Kanu: My French is not as good as it once was. So while I'm in Tunis and Dakar where French is one of the main languages, I might sound like the equivalent of someone speaking Pidgin instead of something more respectable. And my football playing skills are very rusty so I hope people won't mind if I'm cost them a goal or two. Other than that, I am excited to see how this turns out. I'll take the challenges in stride; one day at a time. I know I have a host of family and friends supporting me.

Is your project in anyway aimed at discouraging Human capital flight/brain-drain?
Kanu: The project is aimed at engendering pride in where we come from. I've found that I didn't have this kind of pride until I left the continent and that's almost a shame. If people have to leave, let them leave.
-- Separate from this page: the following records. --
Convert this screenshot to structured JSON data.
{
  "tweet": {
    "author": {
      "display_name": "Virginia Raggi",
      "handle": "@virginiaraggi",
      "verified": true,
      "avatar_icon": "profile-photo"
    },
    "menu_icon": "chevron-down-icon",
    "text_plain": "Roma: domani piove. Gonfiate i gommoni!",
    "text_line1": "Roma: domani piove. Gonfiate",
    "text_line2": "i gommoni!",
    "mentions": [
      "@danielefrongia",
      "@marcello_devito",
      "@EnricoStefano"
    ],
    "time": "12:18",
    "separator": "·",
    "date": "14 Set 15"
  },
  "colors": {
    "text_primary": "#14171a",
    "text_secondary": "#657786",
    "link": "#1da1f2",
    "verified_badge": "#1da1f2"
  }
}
But they should understand what they're leaving behind and how much their presence after they return is needed. It helps to leave sometimes, I'm a proponent of traveling. But with the brain drain thing, I think it's a shame that all our geniuses are across the Atlantic when we so badly need them in Africa.

To learn more about the solving Africa project you can visit
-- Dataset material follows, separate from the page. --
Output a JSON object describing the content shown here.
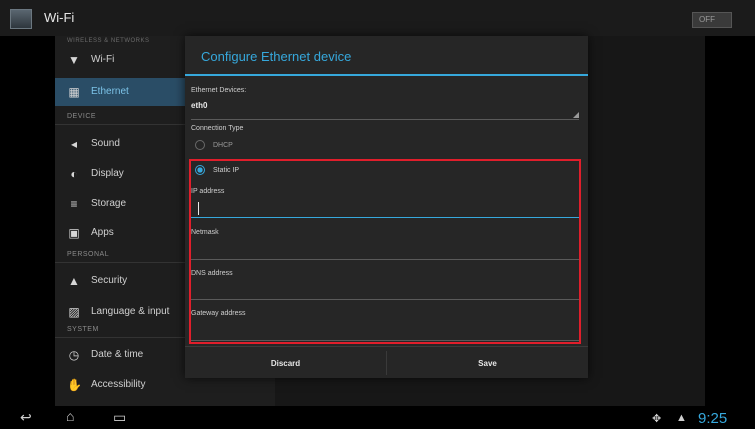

This interview was first published in The Nation Newspaper. (c) THE NATION Newspaper January 11th, 2009.

Sunday, February 01, 2009
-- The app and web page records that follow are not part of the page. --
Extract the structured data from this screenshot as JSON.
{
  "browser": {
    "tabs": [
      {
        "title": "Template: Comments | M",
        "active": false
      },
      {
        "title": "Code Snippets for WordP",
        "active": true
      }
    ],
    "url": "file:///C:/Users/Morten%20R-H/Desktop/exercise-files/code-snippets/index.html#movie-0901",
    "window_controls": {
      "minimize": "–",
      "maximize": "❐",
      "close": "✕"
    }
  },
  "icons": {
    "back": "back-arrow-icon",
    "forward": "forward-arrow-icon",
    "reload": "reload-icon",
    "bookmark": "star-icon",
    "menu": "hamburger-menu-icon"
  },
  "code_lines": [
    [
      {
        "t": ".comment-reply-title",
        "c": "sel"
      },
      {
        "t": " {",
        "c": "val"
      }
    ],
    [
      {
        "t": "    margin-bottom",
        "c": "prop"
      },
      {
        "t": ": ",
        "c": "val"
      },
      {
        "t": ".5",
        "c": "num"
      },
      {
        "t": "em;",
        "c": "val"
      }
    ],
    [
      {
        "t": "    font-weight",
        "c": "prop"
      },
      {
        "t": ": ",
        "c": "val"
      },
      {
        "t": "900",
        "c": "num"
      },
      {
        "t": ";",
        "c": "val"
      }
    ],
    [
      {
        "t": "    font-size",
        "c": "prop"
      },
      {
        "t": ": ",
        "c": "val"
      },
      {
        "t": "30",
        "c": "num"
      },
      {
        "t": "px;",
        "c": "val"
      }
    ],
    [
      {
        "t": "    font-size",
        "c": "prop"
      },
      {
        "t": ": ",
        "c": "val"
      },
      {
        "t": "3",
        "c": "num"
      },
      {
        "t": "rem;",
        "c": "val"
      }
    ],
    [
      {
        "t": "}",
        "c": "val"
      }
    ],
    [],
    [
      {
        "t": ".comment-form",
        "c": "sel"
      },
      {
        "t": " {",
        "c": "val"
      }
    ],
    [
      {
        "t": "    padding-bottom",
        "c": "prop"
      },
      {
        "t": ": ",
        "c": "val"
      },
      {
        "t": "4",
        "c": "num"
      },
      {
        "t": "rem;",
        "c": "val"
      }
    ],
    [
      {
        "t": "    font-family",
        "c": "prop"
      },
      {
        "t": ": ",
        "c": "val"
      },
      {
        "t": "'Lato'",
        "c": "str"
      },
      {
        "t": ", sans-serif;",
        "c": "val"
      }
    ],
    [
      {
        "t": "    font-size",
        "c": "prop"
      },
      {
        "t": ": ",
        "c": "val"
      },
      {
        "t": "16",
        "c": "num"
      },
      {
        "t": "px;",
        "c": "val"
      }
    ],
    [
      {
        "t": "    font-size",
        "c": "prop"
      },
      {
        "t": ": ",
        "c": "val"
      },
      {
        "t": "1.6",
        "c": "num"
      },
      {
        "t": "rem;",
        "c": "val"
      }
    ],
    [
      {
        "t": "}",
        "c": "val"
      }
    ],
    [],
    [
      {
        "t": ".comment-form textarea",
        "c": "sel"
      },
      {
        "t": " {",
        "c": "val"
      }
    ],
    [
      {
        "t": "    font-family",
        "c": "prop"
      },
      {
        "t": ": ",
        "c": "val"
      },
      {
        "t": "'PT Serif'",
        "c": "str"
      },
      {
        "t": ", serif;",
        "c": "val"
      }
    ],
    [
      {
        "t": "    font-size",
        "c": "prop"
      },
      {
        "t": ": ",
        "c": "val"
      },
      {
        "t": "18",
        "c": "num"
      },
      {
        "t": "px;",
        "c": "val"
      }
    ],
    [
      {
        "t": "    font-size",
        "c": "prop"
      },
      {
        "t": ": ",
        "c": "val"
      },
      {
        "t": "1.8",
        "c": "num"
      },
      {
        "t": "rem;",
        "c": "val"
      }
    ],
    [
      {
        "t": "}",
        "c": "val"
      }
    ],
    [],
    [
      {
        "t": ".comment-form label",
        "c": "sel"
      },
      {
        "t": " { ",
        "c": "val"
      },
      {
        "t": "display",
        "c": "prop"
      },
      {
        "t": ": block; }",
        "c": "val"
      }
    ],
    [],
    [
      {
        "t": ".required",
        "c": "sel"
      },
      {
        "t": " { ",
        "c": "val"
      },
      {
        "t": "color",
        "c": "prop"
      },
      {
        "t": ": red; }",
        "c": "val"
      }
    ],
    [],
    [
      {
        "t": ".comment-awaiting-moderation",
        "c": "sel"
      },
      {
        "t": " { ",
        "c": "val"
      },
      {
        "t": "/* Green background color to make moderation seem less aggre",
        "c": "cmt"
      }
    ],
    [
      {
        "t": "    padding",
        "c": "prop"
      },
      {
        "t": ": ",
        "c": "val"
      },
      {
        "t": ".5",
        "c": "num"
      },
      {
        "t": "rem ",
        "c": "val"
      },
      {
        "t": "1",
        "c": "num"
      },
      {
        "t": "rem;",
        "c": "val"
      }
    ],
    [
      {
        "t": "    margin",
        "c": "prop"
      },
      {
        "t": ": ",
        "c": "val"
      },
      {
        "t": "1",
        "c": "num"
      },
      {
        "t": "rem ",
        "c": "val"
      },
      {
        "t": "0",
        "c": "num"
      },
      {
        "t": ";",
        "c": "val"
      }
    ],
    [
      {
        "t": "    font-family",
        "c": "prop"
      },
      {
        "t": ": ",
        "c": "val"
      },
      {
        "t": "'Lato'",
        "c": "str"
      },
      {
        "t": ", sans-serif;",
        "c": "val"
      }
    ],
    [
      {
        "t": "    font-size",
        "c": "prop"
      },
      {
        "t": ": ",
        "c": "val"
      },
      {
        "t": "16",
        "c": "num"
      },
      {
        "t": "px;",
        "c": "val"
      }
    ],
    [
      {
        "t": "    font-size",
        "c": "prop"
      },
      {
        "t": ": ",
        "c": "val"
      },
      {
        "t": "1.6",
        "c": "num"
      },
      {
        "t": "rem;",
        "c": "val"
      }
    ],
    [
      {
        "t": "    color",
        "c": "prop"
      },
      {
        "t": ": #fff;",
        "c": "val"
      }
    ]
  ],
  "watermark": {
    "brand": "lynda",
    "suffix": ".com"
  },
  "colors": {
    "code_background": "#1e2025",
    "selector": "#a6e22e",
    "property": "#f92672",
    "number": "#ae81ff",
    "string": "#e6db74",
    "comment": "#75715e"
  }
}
The popular Ecowas Cosmopolitan College in Otta recently organized a student interactive program, a mentoring session aimed at educating the students about Leadership and personal issues such as adolescent Reproductive Health. I was at the event and was awed at the approach which Miss Modupe Ajewole, the organizer of the program adopted. Honestly, when I walked into the hall, I was expecting to see a high table with distinguished adults all dressed up to address the students who were eager to learn but instead found only youth workers in jeans and trainers who were selected to train the students.

The framework of World Health Organization defines health as a state of complete physical, mental and social well-being, not merely the absence of disease or infirmity. Youth mentorship can thus propagate a responsible, safe and productive lifestyle among youths. Youth-to-youth mentorship refers to a strategy where experienced, successful and knowledgeable youths are able to directly counsel or “coach” their peers with the aim of influencing them positively. Such Mentorship has become a popular trend that facilitates a formal relationship to further their peer’s knowledge, skills, or career aspirations.

According to Mr. Wole Adegbola, the principal Ecowas, the approach was adopted as a result of its interesting and effective way of having a direct impact on the participants. One of the invited youth mentor, Francis Anyaegbu while expressing his support for the strategy said “The importance of Youth-to-Youth mentorship is that youth connect better to each other, that is why peer-to-peer education remain one of the most effective HIV preventive method.” Francis considers himself an active youth mentor who is consciously and consistently challenged by his peers which inspires him to aim high. “The major challenge I have with that older generation is that they don’t tell you the truth, they are very theoretical. Youth-to-youth mentorship is very sincere and practical. After all we learn better by stories told and shared and youth are the people who can do that and influence their peers.” He added.

The positive effect of youth mentorship includes the enhancement of the potentials of protégés who benefit from learning first-hand the success recipe from their successful peers. Meanwhile Stephen Oguntoyinbo, another youth mentor advocates for a forum where business entrepreneurs like Wale Adenuga will have the privilege of mentoring an average Nigerian youth entrepreneur who aspires to set up a Telecommunication company in future. “A lot of young people out there have business entrepreneurial spirit in them and mentoring is one of the tools that can help them attain greater height.” However, he points out that one of the reasons why mentorship programs fail in this part of the world is because of our culture do not allow young people to freely relate and share ideas with adults “There is this egocentric spirit that creates gap between the two generations”.